(2) The Judge was wrong to find that the allegation C had stolen from the POSK Jazz Club bar takings was true.

There was strong evidence militating against the truth of D’s allegation that C had stolen from the Jazz Club. There was no evidence that any money had gone missing. Conversely, the evidence of two witnesses, on whose testimony the Judge relied, had their reliability seriously undermined by other matters and had not been properly tested in cross-examination.

The finding that the allegation was true was one he was not properly entitled to reach.


(3) It is not possible to make a definitive finding that the Judge reversed the burden of proof.

The Judge was aware that, as a matter of law, the burden of proof lay on the Ds. However, he suggested at times that C had to prove his innocence of the charges made against him, and that if C did not provide evidence rebutting allegations against him he would face adverse findings. It was, however, not clear that the Judge made these comments suggesting the evidential burden had shifted or on what basis.


(4) The Judge was wrong to award C no damages.

The Judge held that even had the defence under section 4 of the Defamation Act 2013 not succeeded, he would not have awarded damages in relation to the unproven allegations because C’s reputation was ‘shot to pieces’. However, as the Judge was wrong to find the C had stolen from the Jazz Club (as held in relation to the second ground of appeal above), the position is markedly different. While the Judge’s findings in relation to the truth of other allegations remained undisturbed, it would not have been open to the Judge to say C’s reputation was ‘shot to pieces’. Accordingly, C would be entitled to proper vindication and compensatory damages in respect of the unproven allegations.

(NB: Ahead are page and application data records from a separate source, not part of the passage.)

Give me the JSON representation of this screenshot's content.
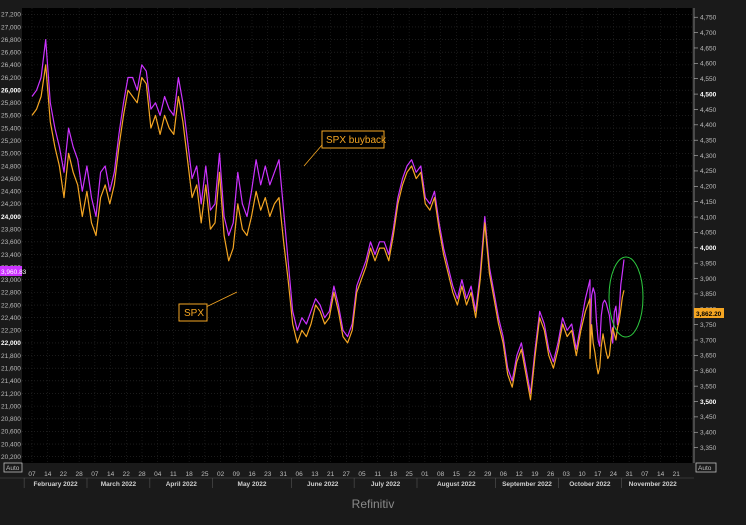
{
  "chart_data": {
    "type": "line",
    "left_axis": {
      "min": 20100,
      "max": 27300,
      "ticks": [
        20200,
        20400,
        20600,
        20800,
        21000,
        21200,
        21400,
        21600,
        21800,
        22000,
        22200,
        22400,
        22600,
        22800,
        23000,
        23200,
        23400,
        23600,
        23800,
        24000,
        24200,
        24400,
        24600,
        24800,
        25000,
        25200,
        25400,
        25600,
        25800,
        26000,
        26200,
        26400,
        26600,
        26800,
        27000,
        27200
      ],
      "tick_labels": [
        "20,200",
        "20,400",
        "20,600",
        "20,800",
        "21,000",
        "21,200",
        "21,400",
        "21,600",
        "21,800",
        "22,000",
        "22,200",
        "22,400",
        "22,600",
        "22,800",
        "23,000",
        "23,200",
        "23,400",
        "23,600",
        "23,800",
        "24,000",
        "24,200",
        "24,400",
        "24,600",
        "24,800",
        "25,000",
        "25,200",
        "25,400",
        "25,600",
        "25,800",
        "26,000",
        "26,200",
        "26,400",
        "26,600",
        "26,800",
        "27,000",
        "27,200"
      ],
      "bold": [
        "22,000",
        "24,000",
        "26,000"
      ],
      "auto_label": "Auto"
    },
    "right_axis": {
      "min": 3300,
      "max": 4780,
      "ticks": [
        3350,
        3400,
        3450,
        3500,
        3550,
        3600,
        3650,
        3700,
        3750,
        3800,
        3850,
        3900,
        3950,
        4000,
        4050,
        4100,
        4150,
        4200,
        4250,
        4300,
        4350,
        4400,
        4450,
        4500,
        4550,
        4600,
        4650,
        4700,
        4750
      ],
      "tick_labels": [
        "3,350",
        "3,400",
        "3,450",
        "3,500",
        "3,550",
        "3,600",
        "3,650",
        "3,700",
        "3,750",
        "3,800",
        "3,850",
        "3,900",
        "3,950",
        "4,000",
        "4,050",
        "4,100",
        "4,150",
        "4,200",
        "4,250",
        "4,300",
        "4,350",
        "4,400",
        "4,450",
        "4,500",
        "4,550",
        "4,600",
        "4,650",
        "4,700",
        "4,750"
      ],
      "bold": [
        "3,500",
        "4,000",
        "4,500"
      ],
      "auto_label": "Auto"
    },
    "x_axis": {
      "day_labels": [
        "07",
        "14",
        "22",
        "28",
        "07",
        "14",
        "22",
        "28",
        "04",
        "11",
        "18",
        "25",
        "02",
        "09",
        "16",
        "23",
        "31",
        "06",
        "13",
        "21",
        "27",
        "05",
        "11",
        "18",
        "25",
        "01",
        "08",
        "15",
        "22",
        "29",
        "06",
        "12",
        "19",
        "26",
        "03",
        "10",
        "17",
        "24",
        "31",
        "07",
        "14",
        "21"
      ],
      "months": [
        "February 2022",
        "March 2022",
        "April 2022",
        "May 2022",
        "June 2022",
        "July 2022",
        "August 2022",
        "September 2022",
        "October 2022",
        "November 2022"
      ]
    },
    "series": [
      {
        "name": "SPX buyback",
        "color": "#cc33ff",
        "last_value_label": "3,960.83",
        "values": [
          25900,
          26000,
          26200,
          26800,
          25800,
          25400,
          25100,
          24700,
          25400,
          25100,
          24900,
          24400,
          24800,
          24300,
          24000,
          24700,
          24800,
          24400,
          24700,
          25300,
          25800,
          26200,
          26200,
          26000,
          26400,
          26300,
          25700,
          25800,
          25600,
          25900,
          25700,
          25600,
          26200,
          25800,
          25200,
          24600,
          24800,
          24200,
          24800,
          24100,
          24200,
          25000,
          24000,
          23700,
          23900,
          24700,
          24200,
          24000,
          24400,
          24900,
          24500,
          24800,
          24500,
          24700,
          24900,
          24100,
          23300,
          22500,
          22200,
          22400,
          22300,
          22500,
          22700,
          22600,
          22400,
          22500,
          22900,
          22600,
          22200,
          22100,
          22300,
          22900,
          23100,
          23300,
          23600,
          23400,
          23600,
          23600,
          23400,
          23800,
          24300,
          24600,
          24800,
          24900,
          24700,
          24800,
          24300,
          24200,
          24400,
          23900,
          23500,
          23200,
          22900,
          22700,
          23000,
          22700,
          22900,
          22500,
          23100,
          24000,
          23200,
          22800,
          22400,
          22100,
          21600,
          21400,
          21800,
          22000,
          21600,
          21200,
          21900,
          22500,
          22300,
          21900,
          21700,
          22000,
          22400,
          22200,
          22300,
          21900,
          22300,
          22700,
          23000
        ],
        "right_values": [
          3660,
          3845,
          3870,
          3850,
          3760,
          3700,
          3680,
          3780,
          3820,
          3830,
          3820,
          3800,
          3780,
          3730,
          3690,
          3790,
          3810,
          3750,
          3790,
          3880,
          3920,
          3962
        ]
      },
      {
        "name": "SPX",
        "color": "#f5a623",
        "last_value_label": "3,862.20",
        "values": [
          25600,
          25700,
          25900,
          26400,
          25500,
          25100,
          24800,
          24300,
          25000,
          24700,
          24500,
          24000,
          24400,
          23900,
          23700,
          24300,
          24500,
          24200,
          24500,
          25100,
          25600,
          26000,
          25900,
          25800,
          26200,
          26100,
          25400,
          25600,
          25300,
          25600,
          25400,
          25300,
          25900,
          25500,
          24900,
          24300,
          24500,
          23900,
          24500,
          23800,
          23900,
          24700,
          23700,
          23300,
          23500,
          24200,
          23800,
          23700,
          24000,
          24400,
          24100,
          24300,
          24000,
          24200,
          24300,
          23600,
          23000,
          22300,
          22000,
          22200,
          22100,
          22300,
          22600,
          22500,
          22300,
          22400,
          22800,
          22500,
          22100,
          22000,
          22200,
          22800,
          23000,
          23200,
          23500,
          23300,
          23500,
          23500,
          23300,
          23700,
          24200,
          24500,
          24700,
          24800,
          24600,
          24700,
          24200,
          24100,
          24300,
          23800,
          23400,
          23100,
          22800,
          22600,
          22900,
          22600,
          22800,
          22400,
          23000,
          23900,
          23100,
          22700,
          22300,
          22000,
          21500,
          21300,
          21700,
          21900,
          21500,
          21100,
          21800,
          22400,
          22200,
          21800,
          21600,
          21900,
          22300,
          22100,
          22200,
          21800,
          22200,
          22500,
          22700
        ],
        "right_values": [
          3640,
          3750,
          3690,
          3660,
          3620,
          3590,
          3610,
          3680,
          3720,
          3690,
          3660,
          3640,
          3650,
          3700,
          3740,
          3720,
          3700,
          3740,
          3760,
          3800,
          3840,
          3862
        ]
      }
    ],
    "annotations": [
      {
        "text": "SPX buyback"
      },
      {
        "text": "SPX"
      }
    ],
    "credit": "Refinitiv"
  }
}
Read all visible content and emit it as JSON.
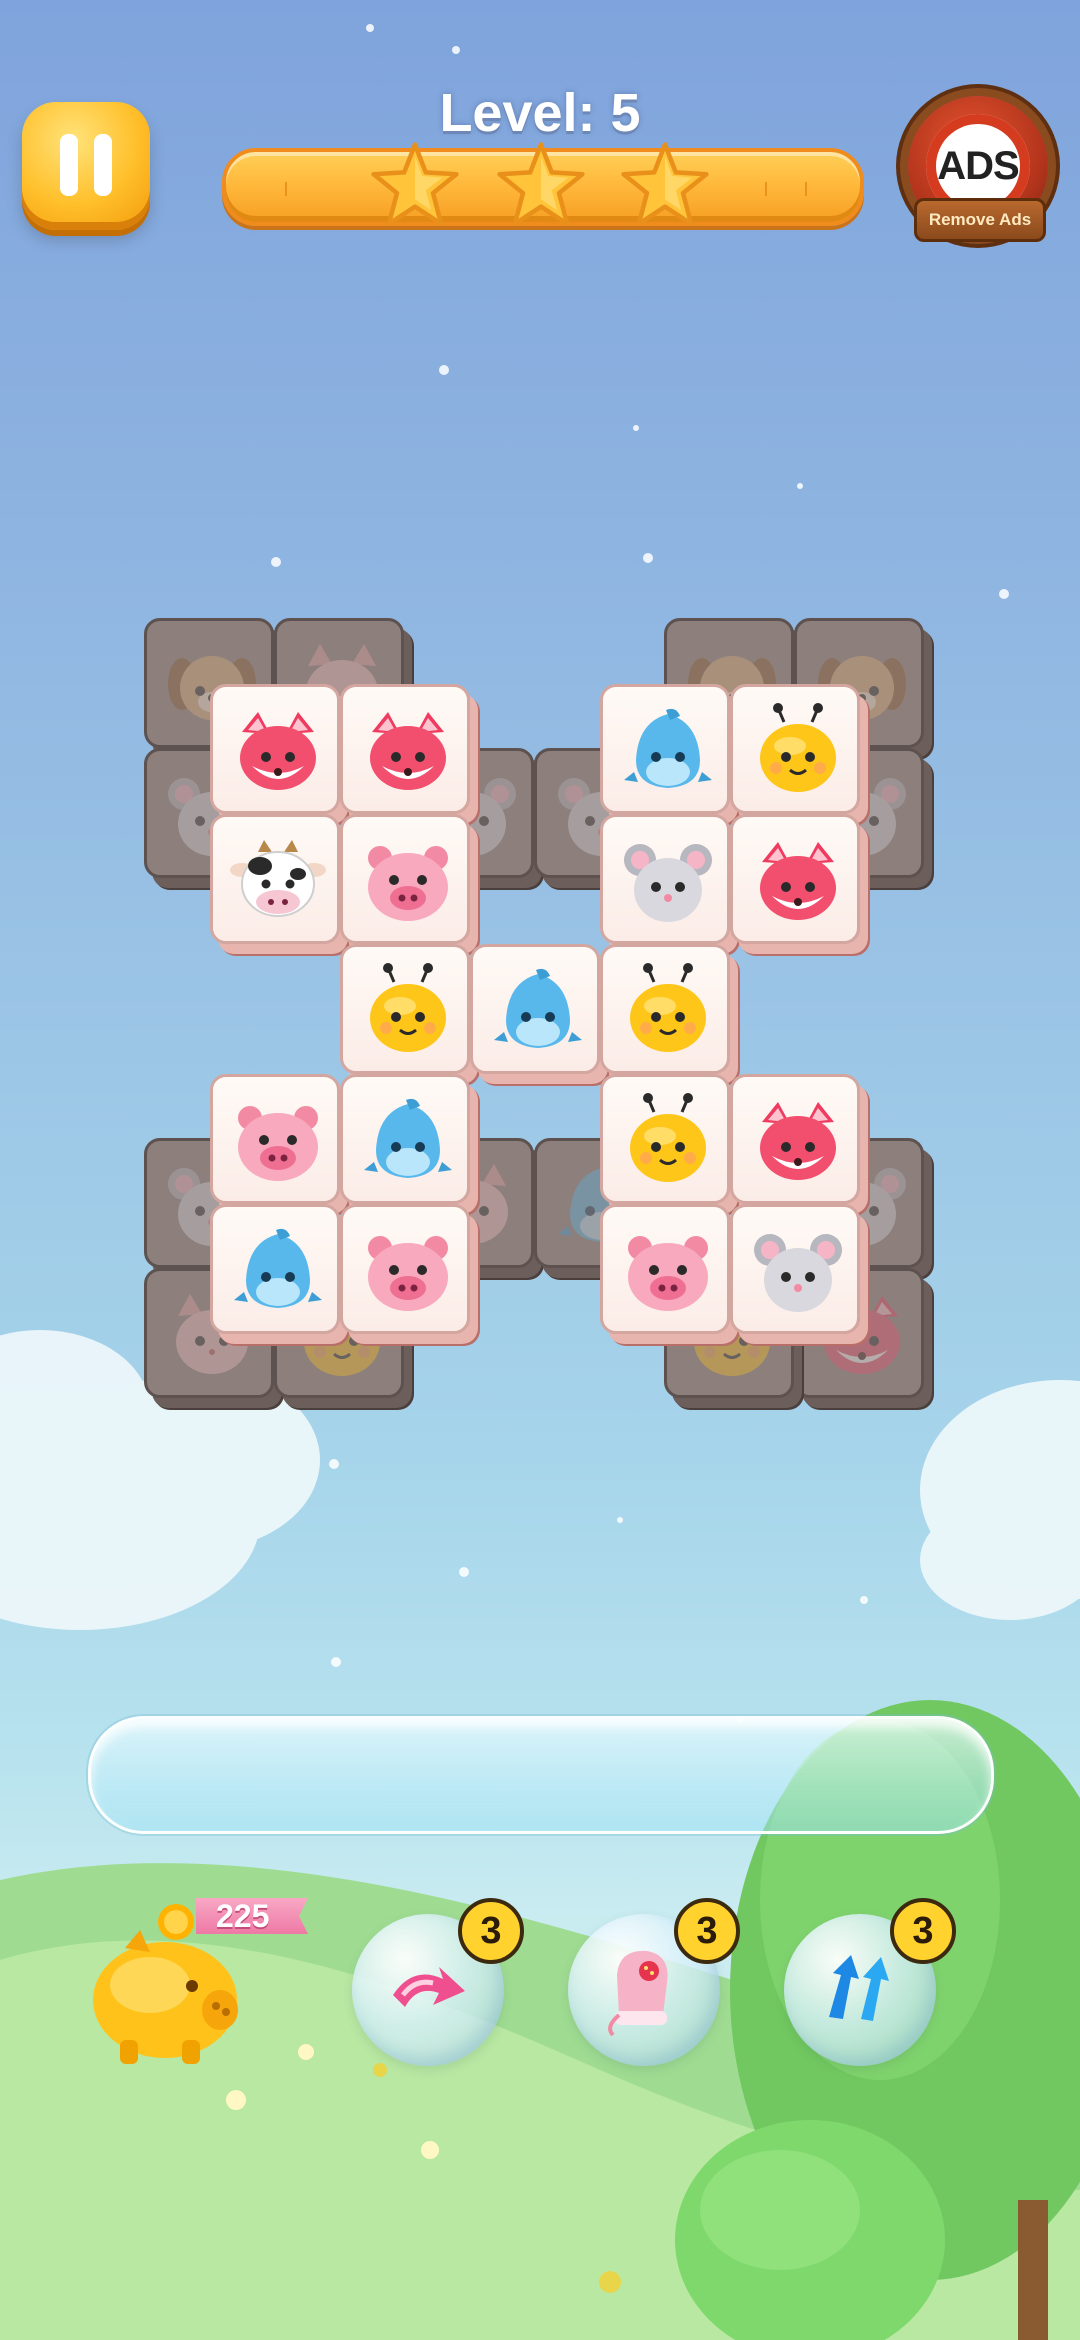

(5) The trial was unfair.

It is a fundamental tenet of the administration of justice that judges act, and are seen to act, fairly and impartially throughout trial. The Judge “seriously transgressed” the core principle that a judge remains neutral during the evidence, and acted at times in a manner that was unfair and hostile to C. The nature, tenor and frequency of the Judge’s interventions rendered the trial unfair.


This is the second Court of Appeal case after Economou to consider the Public Interest defence under section 4 of the Defamation Act 2013. The case is also notable for the findings of unfairness against a judge at first instance, which were of such a degree that the trial itself was rendered unfair.

The Court of Appeal held that  whether an article is in the public interest depends not merely on subject-matter, but also the context, timing, tone, seriousness and other relevant factors [48].  In relation to subject-matter, the Court emphasised the distinction between activities in private and public spheres and held that allegations as to the Claimant’s conduct in the private capacity could not be said to contribute to any debate of public interest [53].

The Court also noted that the Judge should have given adequate consideration to C’s Article 8 ‘right to reputation’. The s.4 defence should be confined to what is necessary to protect the Article 10 right to freedom of expression, while allowing a claimant’s Article 8 rights to be vindicated by having a remedy to the publication allegations that are unproven.

The Court also highlighted requests for comment from a subject of a story as being the ‘core’ factor in determining whether a belief is reasonable under section 4(1)(b). It adopted the Reynolds checklist, which retains its relevance in determining the statutory defence (despite the abolition of the eponymous common law defence by virtue of section 4(6) Defamation Act 2013).